Lauren Groff, Anthony Doerr, and Hanif Abdurraqib are among the finalists for this year’s National Book Awards.

The National Book Foundation revealed the shortlists for the prizes Tuesday morning. Groff was named a finalist in the fiction category for Matrix, along with Doerr for Cloud Cuckoo Land, Laird Hunt for Zorrie, Robert Jones, Jr., for The Prophets, and Jason Mott for Hell of a Book.

Abdurraqib made the nonfiction shortlist for A Little Devil in America: Notes in Praise of Black Performance, as did Lucas Bessire for Running Out: In Search of Water on the High Plains, Grace M. Cho for Tastes Like War: A Memoir, Nicole Eustace for Covered With Night: A Story of Murder and Indigenous Justice in Early America, and Tiya Miles for All That She Carried: The Journey of Ashley’s Sack, a Black Family Keepsake, which is also a finalist for this year’s Kirkus Prize.
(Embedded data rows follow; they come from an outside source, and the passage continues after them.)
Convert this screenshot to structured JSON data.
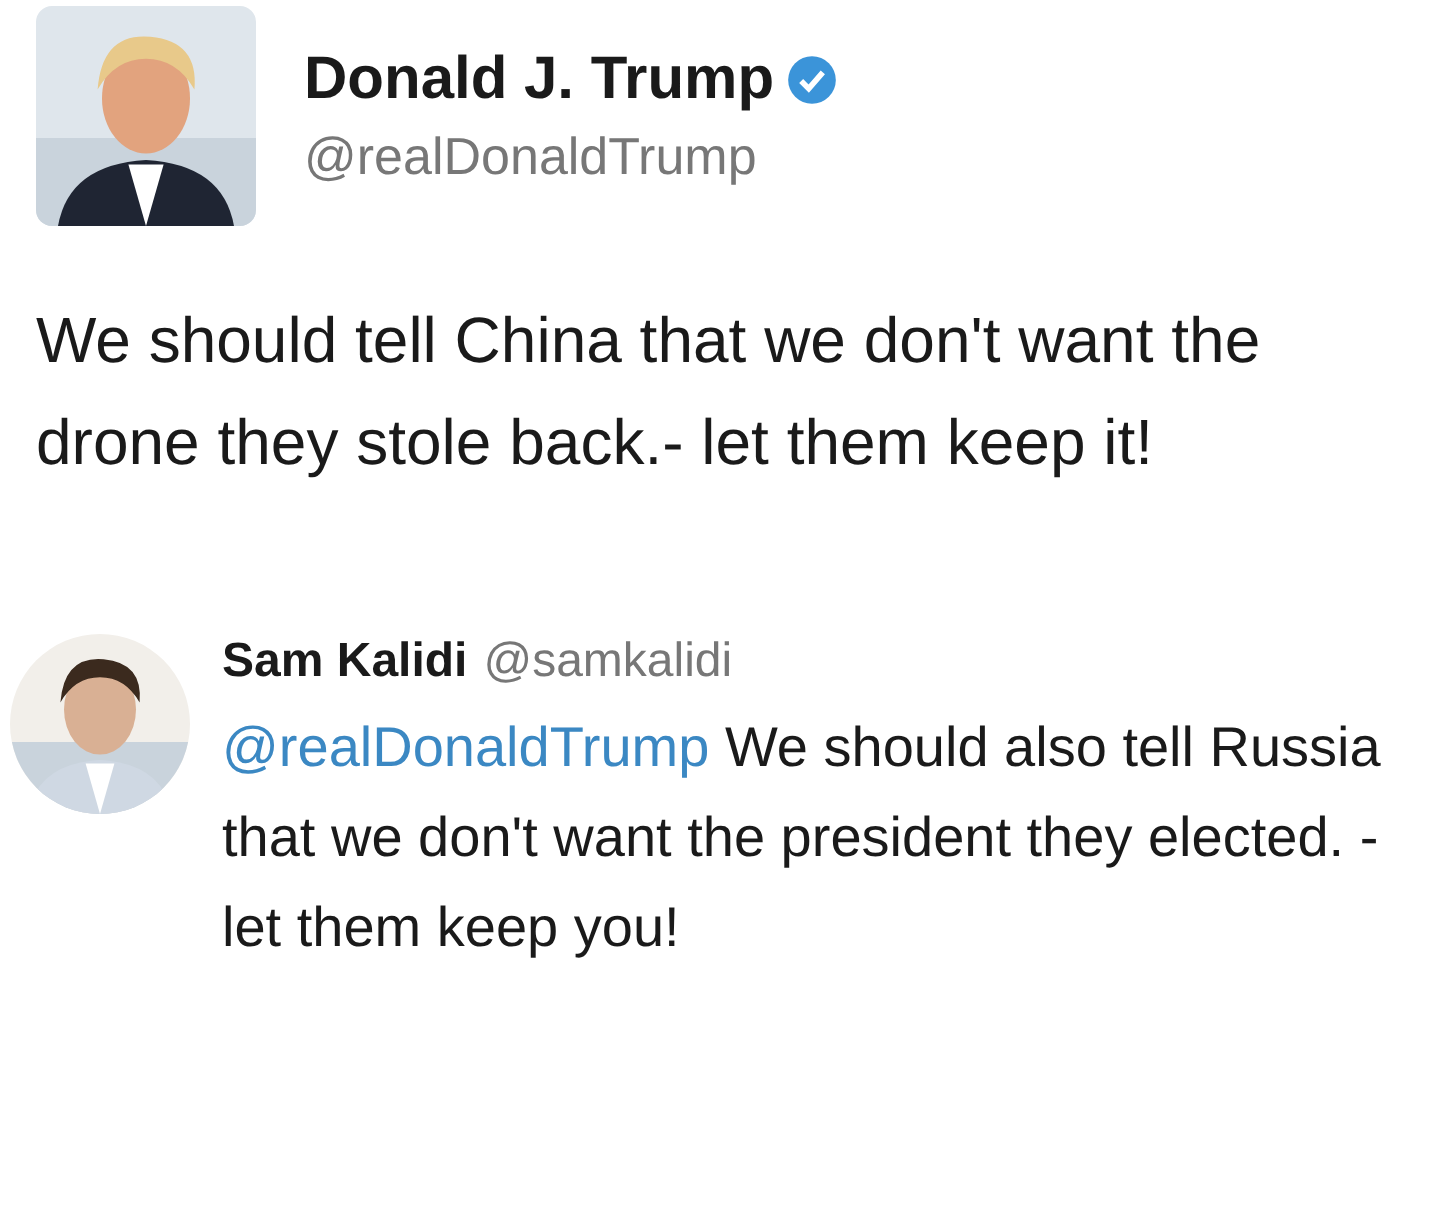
{
  "tweet": {
    "author": {
      "name": "Donald J. Trump",
      "verified": true,
      "handle": "@realDonaldTrump"
    },
    "text": "We should tell China that we don't want the drone they stole back.- let them keep it!"
  },
  "reply": {
    "author": {
      "name": "Sam Kalidi",
      "handle": "@samkalidi"
    },
    "mention": "@realDonaldTrump",
    "text": "We should also tell Russia that we don't want the president they elected. -let them keep you!"
  }
}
The poetry finalists are Desiree C. Bailey for What Noise Against the Cane, Martín Espada for Floaters, Douglas Kearney for Sho, Hoa Nguyen for A Thousand Times You Lose Your Treasure, and Jackie Wang for The Sunflower Cast a Spell To Save Us From the Void.

In the translated literature category, the finalists are Elisa Shua Dusapin for Winter in Sokcho, translated by Aneesa Abbas Higgins; Ge Fei for Peach Blossom Paradise, translated by Canaan Morse; Nona Fernández for The Twilight Zone, translated by Natasha Wimmer; Benjamín Labatut for When We Cease To Understand the World, translated by Adrian Nathan West; and Samar Yazbek for Planet of Clay, translated by Leri Price.

The shortlist for the young reader’s literature category includes Shing Yin Khor for The Legend of Auntie Po, Malinda Lo for Last Night at the Telegraph Club, Kyle Lukoff for Too Bright To See, Kekla Magoon for Revolution in Our Time: The Black Panther Party’s Promise to the People, and Amber McBride for Me.

The winners of the National Book Awards will be announced at a virtual ceremony on Nov. 17.

Michael Schaub is a Texas-based journalist and regular contributor to NPR.